**Prompt:**
Work out how many lines in the data below include "Gorsel", then reply with that number only.

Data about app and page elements
--- START ---

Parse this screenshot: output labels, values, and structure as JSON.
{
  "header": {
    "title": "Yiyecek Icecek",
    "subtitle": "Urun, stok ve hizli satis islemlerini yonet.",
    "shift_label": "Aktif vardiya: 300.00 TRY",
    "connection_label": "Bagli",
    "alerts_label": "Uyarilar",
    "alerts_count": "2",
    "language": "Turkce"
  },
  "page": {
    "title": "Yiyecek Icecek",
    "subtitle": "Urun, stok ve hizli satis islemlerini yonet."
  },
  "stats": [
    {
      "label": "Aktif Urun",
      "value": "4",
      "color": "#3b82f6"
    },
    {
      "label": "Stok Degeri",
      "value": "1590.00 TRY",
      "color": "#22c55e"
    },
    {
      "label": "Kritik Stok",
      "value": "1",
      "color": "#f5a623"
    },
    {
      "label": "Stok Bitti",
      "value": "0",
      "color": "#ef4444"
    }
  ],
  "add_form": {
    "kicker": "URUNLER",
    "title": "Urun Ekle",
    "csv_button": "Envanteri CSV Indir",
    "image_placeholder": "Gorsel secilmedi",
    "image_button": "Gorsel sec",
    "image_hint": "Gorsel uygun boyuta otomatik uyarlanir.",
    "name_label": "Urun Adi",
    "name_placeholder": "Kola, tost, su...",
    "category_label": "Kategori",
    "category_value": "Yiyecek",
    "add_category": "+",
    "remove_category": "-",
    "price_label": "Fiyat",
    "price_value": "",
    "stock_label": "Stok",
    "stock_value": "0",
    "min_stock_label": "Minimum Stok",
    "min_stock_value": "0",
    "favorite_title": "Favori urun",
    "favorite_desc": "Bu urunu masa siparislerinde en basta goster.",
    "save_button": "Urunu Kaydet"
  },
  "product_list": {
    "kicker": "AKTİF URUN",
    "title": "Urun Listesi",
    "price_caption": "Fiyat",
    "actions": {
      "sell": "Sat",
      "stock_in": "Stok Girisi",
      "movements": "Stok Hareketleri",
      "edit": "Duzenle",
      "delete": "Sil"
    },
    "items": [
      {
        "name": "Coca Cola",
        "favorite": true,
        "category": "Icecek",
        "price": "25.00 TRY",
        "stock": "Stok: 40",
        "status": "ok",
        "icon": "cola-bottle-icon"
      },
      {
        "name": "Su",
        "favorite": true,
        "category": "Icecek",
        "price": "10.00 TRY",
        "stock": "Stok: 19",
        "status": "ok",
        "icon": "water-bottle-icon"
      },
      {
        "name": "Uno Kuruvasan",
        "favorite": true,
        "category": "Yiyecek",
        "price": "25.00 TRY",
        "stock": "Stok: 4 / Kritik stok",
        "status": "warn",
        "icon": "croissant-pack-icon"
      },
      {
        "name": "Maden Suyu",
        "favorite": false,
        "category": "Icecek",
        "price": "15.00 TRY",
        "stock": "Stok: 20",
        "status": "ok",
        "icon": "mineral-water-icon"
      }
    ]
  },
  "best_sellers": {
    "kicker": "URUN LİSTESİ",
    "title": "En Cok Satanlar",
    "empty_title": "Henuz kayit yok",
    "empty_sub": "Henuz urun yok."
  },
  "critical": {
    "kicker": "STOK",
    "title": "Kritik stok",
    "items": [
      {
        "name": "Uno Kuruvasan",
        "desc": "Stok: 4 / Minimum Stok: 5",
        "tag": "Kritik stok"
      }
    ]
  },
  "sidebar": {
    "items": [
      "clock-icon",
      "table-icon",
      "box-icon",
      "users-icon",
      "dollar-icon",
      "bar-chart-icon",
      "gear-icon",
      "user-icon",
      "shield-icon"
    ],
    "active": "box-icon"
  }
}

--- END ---

**Task answer:**
3